In making a costs order courts must: (1) have regard to the general rule that the unsuccessful party will pay the costs of the successful party (2) identify the unsuccessful party (3) consider whether to depart from the general rule by applying exceptions to it.
One line of authority suggests simply following the money; the unsuccessful party is the one who writes the cheque at the end of the case (Day v Day  EWCA Civ 415). In Fox v Foundation Piling Ltd  EWCA Civ 790 the Court of Appeal held in a case in which the sum awarded represented a small proportion of the overall claim, that the claimant was nonetheless the successful party and the party writing the cheque at the end of the case cannot complain if he does not protect himself with a Part 36 offer.
A second line of authority suggests then court must look closely at the facts of the particular case and ask: who, as a matter of substance and reality, has won? It may be the party writing the cheque was the overall winner in all the circumstances (Roache v Newsgroup Newspapers Limited  EMLR 161; Oksuzoglu v Kay  2 All ER 63l; Medway Primary Care Trust v Marcus  EWCA Civ 750).
The position has been complicated by the fact that Medway and Fox were heard by differently constituted panels of the Court of Appeal only a week apart and with conflicting decisions.

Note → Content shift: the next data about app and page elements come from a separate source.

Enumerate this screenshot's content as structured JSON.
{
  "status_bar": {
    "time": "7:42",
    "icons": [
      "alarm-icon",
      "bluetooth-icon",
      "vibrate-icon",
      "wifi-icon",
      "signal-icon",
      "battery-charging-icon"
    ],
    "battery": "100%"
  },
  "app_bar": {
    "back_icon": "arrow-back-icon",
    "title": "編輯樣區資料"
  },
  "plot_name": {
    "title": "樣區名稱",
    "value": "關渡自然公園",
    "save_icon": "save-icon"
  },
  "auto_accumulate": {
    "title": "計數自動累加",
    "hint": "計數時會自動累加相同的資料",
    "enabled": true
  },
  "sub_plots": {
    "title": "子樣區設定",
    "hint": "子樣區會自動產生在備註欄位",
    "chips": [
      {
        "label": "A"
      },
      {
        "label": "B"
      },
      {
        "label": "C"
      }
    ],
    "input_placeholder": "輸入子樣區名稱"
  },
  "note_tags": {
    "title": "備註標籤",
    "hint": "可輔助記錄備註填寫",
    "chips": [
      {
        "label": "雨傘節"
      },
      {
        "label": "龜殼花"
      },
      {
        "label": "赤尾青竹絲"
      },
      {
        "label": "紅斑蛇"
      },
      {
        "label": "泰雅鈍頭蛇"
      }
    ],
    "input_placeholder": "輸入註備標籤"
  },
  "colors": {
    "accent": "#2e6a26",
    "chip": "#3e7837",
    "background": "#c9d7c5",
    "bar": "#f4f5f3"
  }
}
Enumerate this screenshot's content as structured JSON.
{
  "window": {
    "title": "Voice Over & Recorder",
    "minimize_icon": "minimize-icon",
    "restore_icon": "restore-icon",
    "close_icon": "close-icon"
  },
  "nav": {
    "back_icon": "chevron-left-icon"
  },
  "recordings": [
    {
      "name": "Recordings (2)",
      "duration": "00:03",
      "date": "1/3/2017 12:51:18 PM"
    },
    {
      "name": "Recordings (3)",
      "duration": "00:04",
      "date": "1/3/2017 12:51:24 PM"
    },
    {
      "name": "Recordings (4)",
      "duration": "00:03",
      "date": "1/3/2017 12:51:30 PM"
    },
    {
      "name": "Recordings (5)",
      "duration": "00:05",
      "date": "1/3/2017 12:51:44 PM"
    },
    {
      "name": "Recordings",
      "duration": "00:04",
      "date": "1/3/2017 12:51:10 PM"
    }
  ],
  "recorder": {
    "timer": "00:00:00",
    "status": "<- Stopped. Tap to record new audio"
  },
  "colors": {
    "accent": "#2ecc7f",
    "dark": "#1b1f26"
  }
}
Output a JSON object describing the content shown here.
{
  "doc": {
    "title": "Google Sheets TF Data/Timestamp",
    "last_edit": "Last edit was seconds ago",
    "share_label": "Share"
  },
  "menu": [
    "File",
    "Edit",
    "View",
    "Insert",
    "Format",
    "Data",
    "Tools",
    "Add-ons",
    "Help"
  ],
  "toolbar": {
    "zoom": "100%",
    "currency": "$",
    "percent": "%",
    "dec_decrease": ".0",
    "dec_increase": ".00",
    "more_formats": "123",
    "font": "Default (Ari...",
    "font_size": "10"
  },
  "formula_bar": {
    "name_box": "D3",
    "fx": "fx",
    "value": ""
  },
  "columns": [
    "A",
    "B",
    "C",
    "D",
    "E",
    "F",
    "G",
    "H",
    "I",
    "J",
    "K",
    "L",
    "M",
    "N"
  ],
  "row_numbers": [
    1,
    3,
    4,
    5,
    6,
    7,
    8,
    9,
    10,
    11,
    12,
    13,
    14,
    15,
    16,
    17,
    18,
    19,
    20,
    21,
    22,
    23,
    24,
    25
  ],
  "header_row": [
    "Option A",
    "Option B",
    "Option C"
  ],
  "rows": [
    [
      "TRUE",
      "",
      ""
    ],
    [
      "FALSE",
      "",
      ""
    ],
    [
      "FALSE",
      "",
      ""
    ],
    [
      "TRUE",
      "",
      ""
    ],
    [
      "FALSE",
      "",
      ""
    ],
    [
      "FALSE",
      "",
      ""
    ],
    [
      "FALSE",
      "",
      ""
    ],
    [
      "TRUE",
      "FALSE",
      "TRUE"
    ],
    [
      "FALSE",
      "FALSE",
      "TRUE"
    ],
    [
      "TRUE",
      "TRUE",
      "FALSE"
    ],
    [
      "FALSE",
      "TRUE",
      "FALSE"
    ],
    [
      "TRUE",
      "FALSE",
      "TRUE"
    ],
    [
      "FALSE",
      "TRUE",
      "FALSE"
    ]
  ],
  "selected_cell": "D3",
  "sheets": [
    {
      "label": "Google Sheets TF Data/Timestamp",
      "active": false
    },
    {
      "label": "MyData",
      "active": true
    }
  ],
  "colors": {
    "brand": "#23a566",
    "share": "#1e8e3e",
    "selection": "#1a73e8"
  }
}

In Pepe's the High Court followed the Roache, Oksuzoglu and Medway line of authority and held that the defendants were the successful party.
Tim Welch acted for defendants’ 3 to 9.